→ TASK BRIEF: When the word "Mitchell" appears in a line of the data below, list that line.
═════ EXERCISE MATERIALS
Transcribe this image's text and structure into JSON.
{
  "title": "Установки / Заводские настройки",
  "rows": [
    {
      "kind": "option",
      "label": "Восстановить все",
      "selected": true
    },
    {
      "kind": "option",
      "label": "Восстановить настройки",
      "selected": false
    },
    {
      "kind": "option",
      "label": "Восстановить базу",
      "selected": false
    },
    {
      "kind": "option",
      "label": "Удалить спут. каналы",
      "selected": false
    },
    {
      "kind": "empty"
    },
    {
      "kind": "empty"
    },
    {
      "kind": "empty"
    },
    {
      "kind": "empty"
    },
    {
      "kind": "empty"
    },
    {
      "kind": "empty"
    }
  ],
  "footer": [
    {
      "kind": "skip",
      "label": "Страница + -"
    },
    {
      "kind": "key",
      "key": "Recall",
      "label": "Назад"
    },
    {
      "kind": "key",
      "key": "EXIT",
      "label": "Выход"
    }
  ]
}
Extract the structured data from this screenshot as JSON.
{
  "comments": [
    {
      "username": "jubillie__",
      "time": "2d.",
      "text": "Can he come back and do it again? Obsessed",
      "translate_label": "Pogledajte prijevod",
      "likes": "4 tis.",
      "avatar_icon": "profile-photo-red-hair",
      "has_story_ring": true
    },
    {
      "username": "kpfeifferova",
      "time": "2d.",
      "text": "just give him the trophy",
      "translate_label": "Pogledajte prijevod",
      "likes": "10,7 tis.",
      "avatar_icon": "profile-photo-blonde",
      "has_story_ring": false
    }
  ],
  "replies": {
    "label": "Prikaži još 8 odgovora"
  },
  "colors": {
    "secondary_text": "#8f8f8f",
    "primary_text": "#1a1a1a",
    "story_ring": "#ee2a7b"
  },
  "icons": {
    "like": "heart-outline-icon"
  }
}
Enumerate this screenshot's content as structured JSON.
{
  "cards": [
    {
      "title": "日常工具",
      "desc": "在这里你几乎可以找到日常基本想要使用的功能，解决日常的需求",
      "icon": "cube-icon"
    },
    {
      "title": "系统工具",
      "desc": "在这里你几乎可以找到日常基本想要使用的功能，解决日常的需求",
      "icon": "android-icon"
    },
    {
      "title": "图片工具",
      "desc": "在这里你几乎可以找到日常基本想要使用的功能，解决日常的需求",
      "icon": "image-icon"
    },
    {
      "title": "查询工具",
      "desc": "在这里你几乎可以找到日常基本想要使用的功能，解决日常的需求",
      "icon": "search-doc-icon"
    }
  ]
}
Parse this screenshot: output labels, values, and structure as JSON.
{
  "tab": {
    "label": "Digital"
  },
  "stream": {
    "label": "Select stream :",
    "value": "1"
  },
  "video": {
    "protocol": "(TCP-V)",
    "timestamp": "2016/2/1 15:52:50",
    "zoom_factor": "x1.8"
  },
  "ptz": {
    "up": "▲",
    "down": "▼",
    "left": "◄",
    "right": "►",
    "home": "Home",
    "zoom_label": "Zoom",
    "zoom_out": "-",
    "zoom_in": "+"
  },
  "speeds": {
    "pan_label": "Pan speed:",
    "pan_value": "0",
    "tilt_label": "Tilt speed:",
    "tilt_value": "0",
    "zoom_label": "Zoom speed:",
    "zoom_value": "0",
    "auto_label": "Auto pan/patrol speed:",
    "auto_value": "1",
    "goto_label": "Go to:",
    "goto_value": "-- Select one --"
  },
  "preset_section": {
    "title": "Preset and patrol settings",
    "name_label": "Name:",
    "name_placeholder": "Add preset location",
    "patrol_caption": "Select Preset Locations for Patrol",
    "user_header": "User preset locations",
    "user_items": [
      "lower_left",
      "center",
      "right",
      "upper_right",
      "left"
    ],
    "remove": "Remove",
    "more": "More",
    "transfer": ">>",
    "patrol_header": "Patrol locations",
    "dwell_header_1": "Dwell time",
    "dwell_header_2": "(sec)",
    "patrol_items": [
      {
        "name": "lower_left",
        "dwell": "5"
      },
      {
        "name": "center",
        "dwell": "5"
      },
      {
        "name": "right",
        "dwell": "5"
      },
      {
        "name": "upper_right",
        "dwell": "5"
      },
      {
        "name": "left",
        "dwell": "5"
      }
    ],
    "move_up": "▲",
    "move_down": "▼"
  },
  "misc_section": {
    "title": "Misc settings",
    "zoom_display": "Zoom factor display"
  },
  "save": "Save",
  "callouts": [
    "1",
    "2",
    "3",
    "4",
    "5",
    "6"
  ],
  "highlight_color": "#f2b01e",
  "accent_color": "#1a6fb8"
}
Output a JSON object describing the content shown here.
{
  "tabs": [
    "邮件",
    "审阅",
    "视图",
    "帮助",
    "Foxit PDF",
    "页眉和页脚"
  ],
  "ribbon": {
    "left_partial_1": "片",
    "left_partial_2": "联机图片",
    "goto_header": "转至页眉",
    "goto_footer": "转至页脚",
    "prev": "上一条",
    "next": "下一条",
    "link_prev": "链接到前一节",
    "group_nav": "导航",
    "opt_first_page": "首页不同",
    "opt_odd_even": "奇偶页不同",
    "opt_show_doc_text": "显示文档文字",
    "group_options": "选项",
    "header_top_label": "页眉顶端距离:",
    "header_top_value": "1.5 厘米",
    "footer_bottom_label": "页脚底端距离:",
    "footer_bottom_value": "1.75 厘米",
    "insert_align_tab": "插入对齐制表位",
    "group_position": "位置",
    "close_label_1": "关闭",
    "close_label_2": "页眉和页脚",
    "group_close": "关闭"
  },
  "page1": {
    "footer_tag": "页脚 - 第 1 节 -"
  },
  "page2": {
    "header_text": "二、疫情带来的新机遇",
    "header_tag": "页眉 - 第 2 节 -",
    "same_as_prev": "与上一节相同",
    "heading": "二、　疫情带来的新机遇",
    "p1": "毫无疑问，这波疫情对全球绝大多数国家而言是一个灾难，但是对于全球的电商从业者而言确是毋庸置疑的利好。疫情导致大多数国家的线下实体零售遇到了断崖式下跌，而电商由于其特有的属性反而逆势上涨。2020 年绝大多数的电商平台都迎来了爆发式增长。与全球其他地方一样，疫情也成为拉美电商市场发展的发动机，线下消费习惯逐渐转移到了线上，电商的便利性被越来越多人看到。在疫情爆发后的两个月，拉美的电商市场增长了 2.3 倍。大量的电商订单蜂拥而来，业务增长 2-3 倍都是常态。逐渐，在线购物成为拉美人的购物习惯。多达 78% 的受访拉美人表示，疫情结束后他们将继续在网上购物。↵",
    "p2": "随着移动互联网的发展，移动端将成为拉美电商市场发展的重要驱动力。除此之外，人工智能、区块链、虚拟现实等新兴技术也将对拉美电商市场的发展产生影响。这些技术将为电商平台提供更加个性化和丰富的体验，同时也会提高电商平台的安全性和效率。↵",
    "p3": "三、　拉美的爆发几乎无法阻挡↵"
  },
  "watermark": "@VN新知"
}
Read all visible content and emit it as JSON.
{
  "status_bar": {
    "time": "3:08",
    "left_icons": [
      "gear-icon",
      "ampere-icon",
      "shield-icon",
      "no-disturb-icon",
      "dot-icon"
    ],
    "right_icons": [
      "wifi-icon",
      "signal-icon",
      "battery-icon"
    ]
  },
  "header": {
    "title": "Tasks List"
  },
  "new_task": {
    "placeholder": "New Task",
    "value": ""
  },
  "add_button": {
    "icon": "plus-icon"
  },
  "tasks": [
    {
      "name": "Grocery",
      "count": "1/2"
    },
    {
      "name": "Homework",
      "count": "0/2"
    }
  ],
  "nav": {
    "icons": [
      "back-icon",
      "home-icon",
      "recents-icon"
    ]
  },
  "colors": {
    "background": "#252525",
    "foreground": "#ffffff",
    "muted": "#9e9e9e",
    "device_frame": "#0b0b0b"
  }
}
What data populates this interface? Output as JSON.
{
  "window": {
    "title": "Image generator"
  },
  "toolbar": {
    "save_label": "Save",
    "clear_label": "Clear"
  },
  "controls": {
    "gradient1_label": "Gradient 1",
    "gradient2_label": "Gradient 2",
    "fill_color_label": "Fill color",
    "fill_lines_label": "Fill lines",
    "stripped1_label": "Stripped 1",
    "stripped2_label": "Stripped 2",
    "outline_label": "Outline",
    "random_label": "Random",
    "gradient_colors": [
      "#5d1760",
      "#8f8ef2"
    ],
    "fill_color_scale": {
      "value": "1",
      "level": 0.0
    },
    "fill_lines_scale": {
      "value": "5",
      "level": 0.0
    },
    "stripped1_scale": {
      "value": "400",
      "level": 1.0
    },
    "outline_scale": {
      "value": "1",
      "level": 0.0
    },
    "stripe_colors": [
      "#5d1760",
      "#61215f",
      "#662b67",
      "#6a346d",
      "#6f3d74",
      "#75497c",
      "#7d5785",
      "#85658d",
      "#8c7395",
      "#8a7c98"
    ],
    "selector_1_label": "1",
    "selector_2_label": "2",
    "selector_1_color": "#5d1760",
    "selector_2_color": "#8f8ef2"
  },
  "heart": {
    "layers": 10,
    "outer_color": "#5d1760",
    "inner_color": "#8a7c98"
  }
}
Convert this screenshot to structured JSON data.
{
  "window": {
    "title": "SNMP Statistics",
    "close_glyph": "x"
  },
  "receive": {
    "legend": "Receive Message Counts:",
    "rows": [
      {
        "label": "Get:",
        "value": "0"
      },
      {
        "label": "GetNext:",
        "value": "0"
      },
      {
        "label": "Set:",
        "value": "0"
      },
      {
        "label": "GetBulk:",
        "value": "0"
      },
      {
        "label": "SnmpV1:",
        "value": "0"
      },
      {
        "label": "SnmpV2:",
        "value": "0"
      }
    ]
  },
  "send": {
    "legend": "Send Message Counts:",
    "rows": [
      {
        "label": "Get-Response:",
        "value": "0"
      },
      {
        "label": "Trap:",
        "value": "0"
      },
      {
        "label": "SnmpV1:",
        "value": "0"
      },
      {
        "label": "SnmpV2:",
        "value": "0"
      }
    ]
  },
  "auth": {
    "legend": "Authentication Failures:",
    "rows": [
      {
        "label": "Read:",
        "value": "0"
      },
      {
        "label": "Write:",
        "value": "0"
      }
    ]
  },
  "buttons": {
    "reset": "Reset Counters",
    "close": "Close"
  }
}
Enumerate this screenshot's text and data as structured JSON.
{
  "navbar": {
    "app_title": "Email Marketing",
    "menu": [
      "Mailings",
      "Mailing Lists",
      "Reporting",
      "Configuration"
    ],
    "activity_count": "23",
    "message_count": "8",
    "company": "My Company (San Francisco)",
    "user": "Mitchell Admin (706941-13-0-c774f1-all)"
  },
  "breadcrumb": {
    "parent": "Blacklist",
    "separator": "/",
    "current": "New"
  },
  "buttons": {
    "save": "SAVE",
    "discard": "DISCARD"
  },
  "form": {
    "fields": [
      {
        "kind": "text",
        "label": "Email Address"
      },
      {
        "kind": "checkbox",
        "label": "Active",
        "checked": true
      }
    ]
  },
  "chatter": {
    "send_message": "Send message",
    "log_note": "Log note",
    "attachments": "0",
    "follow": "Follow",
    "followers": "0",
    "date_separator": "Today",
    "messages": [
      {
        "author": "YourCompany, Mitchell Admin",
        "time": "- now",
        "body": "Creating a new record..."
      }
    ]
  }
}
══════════
→ RESULT FOR THIS EXERCISE:
    "user": "Mitchell Admin (706941-13-0-c774f1-all)"
        "author": "YourCompany, Mitchell Admin",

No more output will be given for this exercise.